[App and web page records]
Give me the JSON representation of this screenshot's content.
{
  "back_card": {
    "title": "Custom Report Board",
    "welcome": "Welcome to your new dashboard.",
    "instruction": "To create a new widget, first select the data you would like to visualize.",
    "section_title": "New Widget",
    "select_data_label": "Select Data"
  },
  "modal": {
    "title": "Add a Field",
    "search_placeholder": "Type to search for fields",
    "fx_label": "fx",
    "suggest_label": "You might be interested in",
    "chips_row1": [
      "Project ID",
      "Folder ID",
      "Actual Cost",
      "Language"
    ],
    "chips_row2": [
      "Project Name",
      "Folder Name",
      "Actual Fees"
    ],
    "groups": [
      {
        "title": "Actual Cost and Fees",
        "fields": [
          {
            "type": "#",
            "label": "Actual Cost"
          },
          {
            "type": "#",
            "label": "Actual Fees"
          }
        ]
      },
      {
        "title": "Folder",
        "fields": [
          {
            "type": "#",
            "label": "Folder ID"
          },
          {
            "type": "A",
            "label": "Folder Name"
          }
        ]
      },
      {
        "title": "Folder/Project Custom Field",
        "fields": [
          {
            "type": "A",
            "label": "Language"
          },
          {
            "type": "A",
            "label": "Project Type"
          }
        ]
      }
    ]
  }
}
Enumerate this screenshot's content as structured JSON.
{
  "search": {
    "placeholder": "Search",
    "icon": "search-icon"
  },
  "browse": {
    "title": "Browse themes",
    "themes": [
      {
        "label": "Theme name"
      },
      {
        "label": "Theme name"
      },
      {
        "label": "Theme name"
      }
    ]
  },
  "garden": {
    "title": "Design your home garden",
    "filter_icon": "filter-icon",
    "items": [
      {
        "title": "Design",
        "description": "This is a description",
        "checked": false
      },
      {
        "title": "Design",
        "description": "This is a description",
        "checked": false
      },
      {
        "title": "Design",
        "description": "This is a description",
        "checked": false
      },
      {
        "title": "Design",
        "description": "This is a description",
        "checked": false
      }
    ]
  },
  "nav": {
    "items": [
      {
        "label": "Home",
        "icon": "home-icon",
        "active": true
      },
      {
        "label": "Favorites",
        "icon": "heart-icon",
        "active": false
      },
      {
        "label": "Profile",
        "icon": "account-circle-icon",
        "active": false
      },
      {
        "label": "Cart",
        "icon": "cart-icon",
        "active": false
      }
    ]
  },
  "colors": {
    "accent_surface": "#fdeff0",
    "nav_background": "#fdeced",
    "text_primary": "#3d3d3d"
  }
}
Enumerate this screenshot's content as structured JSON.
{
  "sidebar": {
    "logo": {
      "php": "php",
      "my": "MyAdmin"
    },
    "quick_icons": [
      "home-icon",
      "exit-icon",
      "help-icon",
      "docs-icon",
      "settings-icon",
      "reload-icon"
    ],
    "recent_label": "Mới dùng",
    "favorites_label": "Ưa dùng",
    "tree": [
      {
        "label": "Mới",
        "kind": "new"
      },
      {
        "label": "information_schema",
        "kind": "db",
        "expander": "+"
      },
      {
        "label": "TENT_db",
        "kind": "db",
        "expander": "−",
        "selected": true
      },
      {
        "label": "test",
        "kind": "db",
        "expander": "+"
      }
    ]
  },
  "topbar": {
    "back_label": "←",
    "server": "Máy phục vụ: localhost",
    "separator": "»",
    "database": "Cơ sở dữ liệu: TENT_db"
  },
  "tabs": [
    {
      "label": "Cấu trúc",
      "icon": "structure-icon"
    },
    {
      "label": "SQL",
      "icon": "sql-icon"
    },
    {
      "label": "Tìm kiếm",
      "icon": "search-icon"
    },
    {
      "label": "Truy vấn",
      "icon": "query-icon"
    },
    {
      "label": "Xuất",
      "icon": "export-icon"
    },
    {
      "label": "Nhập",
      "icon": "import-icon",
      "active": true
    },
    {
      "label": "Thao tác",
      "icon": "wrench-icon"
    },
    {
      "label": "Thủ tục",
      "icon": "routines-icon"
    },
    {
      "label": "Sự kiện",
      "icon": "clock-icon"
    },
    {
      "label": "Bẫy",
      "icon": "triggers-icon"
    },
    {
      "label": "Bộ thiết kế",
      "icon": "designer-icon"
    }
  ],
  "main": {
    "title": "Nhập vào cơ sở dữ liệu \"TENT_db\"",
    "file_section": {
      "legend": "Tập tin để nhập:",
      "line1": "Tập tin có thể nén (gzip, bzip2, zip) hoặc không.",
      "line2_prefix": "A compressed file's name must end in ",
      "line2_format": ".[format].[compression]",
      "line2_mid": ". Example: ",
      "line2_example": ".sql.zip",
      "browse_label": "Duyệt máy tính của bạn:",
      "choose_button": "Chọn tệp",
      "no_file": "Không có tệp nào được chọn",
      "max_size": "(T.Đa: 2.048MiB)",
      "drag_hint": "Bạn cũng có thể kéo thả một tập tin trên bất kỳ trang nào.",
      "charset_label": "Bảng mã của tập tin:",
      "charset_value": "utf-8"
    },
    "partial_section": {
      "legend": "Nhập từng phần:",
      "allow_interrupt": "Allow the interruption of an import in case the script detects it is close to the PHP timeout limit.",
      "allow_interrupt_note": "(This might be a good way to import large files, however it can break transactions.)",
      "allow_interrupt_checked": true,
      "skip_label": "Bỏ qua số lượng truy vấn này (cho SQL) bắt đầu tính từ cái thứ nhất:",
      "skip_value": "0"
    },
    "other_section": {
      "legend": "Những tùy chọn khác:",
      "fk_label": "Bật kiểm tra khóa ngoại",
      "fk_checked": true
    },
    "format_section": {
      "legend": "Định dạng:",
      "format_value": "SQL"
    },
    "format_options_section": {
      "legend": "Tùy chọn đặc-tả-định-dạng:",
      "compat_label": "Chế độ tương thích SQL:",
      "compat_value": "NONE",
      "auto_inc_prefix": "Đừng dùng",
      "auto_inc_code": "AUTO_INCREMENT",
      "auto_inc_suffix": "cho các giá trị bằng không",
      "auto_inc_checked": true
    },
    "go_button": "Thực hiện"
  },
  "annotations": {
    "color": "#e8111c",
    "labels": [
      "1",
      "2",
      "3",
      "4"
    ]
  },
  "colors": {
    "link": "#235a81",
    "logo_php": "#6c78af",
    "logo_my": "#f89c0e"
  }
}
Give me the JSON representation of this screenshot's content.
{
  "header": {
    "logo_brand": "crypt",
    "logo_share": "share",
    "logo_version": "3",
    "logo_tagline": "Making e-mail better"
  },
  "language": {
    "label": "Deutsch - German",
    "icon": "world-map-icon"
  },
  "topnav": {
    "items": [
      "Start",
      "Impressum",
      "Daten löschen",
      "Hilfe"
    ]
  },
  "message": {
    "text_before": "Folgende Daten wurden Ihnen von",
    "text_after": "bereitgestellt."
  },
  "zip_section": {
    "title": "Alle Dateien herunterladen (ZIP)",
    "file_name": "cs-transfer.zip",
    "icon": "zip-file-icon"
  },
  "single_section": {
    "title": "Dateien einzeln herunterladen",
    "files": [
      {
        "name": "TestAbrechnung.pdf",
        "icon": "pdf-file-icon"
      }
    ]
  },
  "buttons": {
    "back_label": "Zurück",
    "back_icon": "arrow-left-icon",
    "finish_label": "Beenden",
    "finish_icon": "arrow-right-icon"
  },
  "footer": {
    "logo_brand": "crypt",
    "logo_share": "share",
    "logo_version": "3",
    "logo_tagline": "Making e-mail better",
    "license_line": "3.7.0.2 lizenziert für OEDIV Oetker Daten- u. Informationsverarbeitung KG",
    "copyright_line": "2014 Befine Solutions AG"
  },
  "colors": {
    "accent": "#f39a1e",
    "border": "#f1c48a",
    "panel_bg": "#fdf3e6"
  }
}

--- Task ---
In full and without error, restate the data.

--- Output ---
Give me the JSON representation of this screenshot's content.
{
  "back_card": {
    "title": "Custom Report Board",
    "welcome": "Welcome to your new dashboard.",
    "instruction": "To create a new widget, first select the data you would like to visualize.",
    "section_title": "New Widget",
    "select_data_label": "Select Data"
  },
  "modal": {
    "title": "Add a Field",
    "search_placeholder": "Type to search for fields",
    "fx_label": "fx",
    "suggest_label": "You might be interested in",
    "chips_row1": [
      "Project ID",
      "Folder ID",
      "Actual Cost",
      "Language"
    ],
    "chips_row2": [
      "Project Name",
      "Folder Name",
      "Actual Fees"
    ],
    "groups": [
      {
        "title": "Actual Cost and Fees",
        "fields": [
          {
            "type": "#",
            "label": "Actual Cost"
          },
          {
            "type": "#",
            "label": "Actual Fees"
          }
        ]
      },
      {
        "title": "Folder",
        "fields": [
          {
            "type": "#",
            "label": "Folder ID"
          },
          {
            "type": "A",
            "label": "Folder Name"
          }
        ]
      },
      {
        "title": "Folder/Project Custom Field",
        "fields": [
          {
            "type": "A",
            "label": "Language"
          },
          {
            "type": "A",
            "label": "Project Type"
          }
        ]
      }
    ]
  }
}
Enumerate this screenshot's content as structured JSON.
{
  "search": {
    "placeholder": "Search",
    "icon": "search-icon"
  },
  "browse": {
    "title": "Browse themes",
    "themes": [
      {
        "label": "Theme name"
      },
      {
        "label": "Theme name"
      },
      {
        "label": "Theme name"
      }
    ]
  },
  "garden": {
    "title": "Design your home garden",
    "filter_icon": "filter-icon",
    "items": [
      {
        "title": "Design",
        "description": "This is a description",
        "checked": false
      },
      {
        "title": "Design",
        "description": "This is a description",
        "checked": false
      },
      {
        "title": "Design",
        "description": "This is a description",
        "checked": false
      },
      {
        "title": "Design",
        "description": "This is a description",
        "checked": false
      }
    ]
  },
  "nav": {
    "items": [
      {
        "label": "Home",
        "icon": "home-icon",
        "active": true
      },
      {
        "label": "Favorites",
        "icon": "heart-icon",
        "active": false
      },
      {
        "label": "Profile",
        "icon": "account-circle-icon",
        "active": false
      },
      {
        "label": "Cart",
        "icon": "cart-icon",
        "active": false
      }
    ]
  },
  "colors": {
    "accent_surface": "#fdeff0",
    "nav_background": "#fdeced",
    "text_primary": "#3d3d3d"
  }
}
Enumerate this screenshot's content as structured JSON.
{
  "sidebar": {
    "logo": {
      "php": "php",
      "my": "MyAdmin"
    },
    "quick_icons": [
      "home-icon",
      "exit-icon",
      "help-icon",
      "docs-icon",
      "settings-icon",
      "reload-icon"
    ],
    "recent_label": "Mới dùng",
    "favorites_label": "Ưa dùng",
    "tree": [
      {
        "label": "Mới",
        "kind": "new"
      },
      {
        "label": "information_schema",
        "kind": "db",
        "expander": "+"
      },
      {
        "label": "TENT_db",
        "kind": "db",
        "expander": "−",
        "selected": true
      },
      {
        "label": "test",
        "kind": "db",
        "expander": "+"
      }
    ]
  },
  "topbar": {
    "back_label": "←",
    "server": "Máy phục vụ: localhost",
    "separator": "»",
    "database": "Cơ sở dữ liệu: TENT_db"
  },
  "tabs": [
    {
      "label": "Cấu trúc",
      "icon": "structure-icon"
    },
    {
      "label": "SQL",
      "icon": "sql-icon"
    },
    {
      "label": "Tìm kiếm",
      "icon": "search-icon"
    },
    {
      "label": "Truy vấn",
      "icon": "query-icon"
    },
    {
      "label": "Xuất",
      "icon": "export-icon"
    },
    {
      "label": "Nhập",
      "icon": "import-icon",
      "active": true
    },
    {
      "label": "Thao tác",
      "icon": "wrench-icon"
    },
    {
      "label": "Thủ tục",
      "icon": "routines-icon"
    },
    {
      "label": "Sự kiện",
      "icon": "clock-icon"
    },
    {
      "label": "Bẫy",
      "icon": "triggers-icon"
    },
    {
      "label": "Bộ thiết kế",
      "icon": "designer-icon"
    }
  ],
  "main": {
    "title": "Nhập vào cơ sở dữ liệu \"TENT_db\"",
    "file_section": {
      "legend": "Tập tin để nhập:",
      "line1": "Tập tin có thể nén (gzip, bzip2, zip) hoặc không.",
      "line2_prefix": "A compressed file's name must end in ",
      "line2_format": ".[format].[compression]",
      "line2_mid": ". Example: ",
      "line2_example": ".sql.zip",
      "browse_label": "Duyệt máy tính của bạn:",
      "choose_button": "Chọn tệp",
      "no_file": "Không có tệp nào được chọn",
      "max_size": "(T.Đa: 2.048MiB)",
      "drag_hint": "Bạn cũng có thể kéo thả một tập tin trên bất kỳ trang nào.",
      "charset_label": "Bảng mã của tập tin:",
      "charset_value": "utf-8"
    },
    "partial_section": {
      "legend": "Nhập từng phần:",
      "allow_interrupt": "Allow the interruption of an import in case the script detects it is close to the PHP timeout limit.",
      "allow_interrupt_note": "(This might be a good way to import large files, however it can break transactions.)",
      "allow_interrupt_checked": true,
      "skip_label": "Bỏ qua số lượng truy vấn này (cho SQL) bắt đầu tính từ cái thứ nhất:",
      "skip_value": "0"
    },
    "other_section": {
      "legend": "Những tùy chọn khác:",
      "fk_label": "Bật kiểm tra khóa ngoại",
      "fk_checked": true
    },
    "format_section": {
      "legend": "Định dạng:",
      "format_value": "SQL"
    },
    "format_options_section": {
      "legend": "Tùy chọn đặc-tả-định-dạng:",
      "compat_label": "Chế độ tương thích SQL:",
      "compat_value": "NONE",
      "auto_inc_prefix": "Đừng dùng",
      "auto_inc_code": "AUTO_INCREMENT",
      "auto_inc_suffix": "cho các giá trị bằng không",
      "auto_inc_checked": true
    },
    "go_button": "Thực hiện"
  },
  "annotations": {
    "color": "#e8111c",
    "labels": [
      "1",
      "2",
      "3",
      "4"
    ]
  },
  "colors": {
    "link": "#235a81",
    "logo_php": "#6c78af",
    "logo_my": "#f89c0e"
  }
}
Give me the JSON representation of this screenshot's content.
{
  "header": {
    "logo_brand": "crypt",
    "logo_share": "share",
    "logo_version": "3",
    "logo_tagline": "Making e-mail better"
  },
  "language": {
    "label": "Deutsch - German",
    "icon": "world-map-icon"
  },
  "topnav": {
    "items": [
      "Start",
      "Impressum",
      "Daten löschen",
      "Hilfe"
    ]
  },
  "message": {
    "text_before": "Folgende Daten wurden Ihnen von",
    "text_after": "bereitgestellt."
  },
  "zip_section": {
    "title": "Alle Dateien herunterladen (ZIP)",
    "file_name": "cs-transfer.zip",
    "icon": "zip-file-icon"
  },
  "single_section": {
    "title": "Dateien einzeln herunterladen",
    "files": [
      {
        "name": "TestAbrechnung.pdf",
        "icon": "pdf-file-icon"
      }
    ]
  },
  "buttons": {
    "back_label": "Zurück",
    "back_icon": "arrow-left-icon",
    "finish_label": "Beenden",
    "finish_icon": "arrow-right-icon"
  },
  "footer": {
    "logo_brand": "crypt",
    "logo_share": "share",
    "logo_version": "3",
    "logo_tagline": "Making e-mail better",
    "license_line": "3.7.0.2 lizenziert für OEDIV Oetker Daten- u. Informationsverarbeitung KG",
    "copyright_line": "2014 Befine Solutions AG"
  },
  "colors": {
    "accent": "#f39a1e",
    "border": "#f1c48a",
    "panel_bg": "#fdf3e6"
  }
}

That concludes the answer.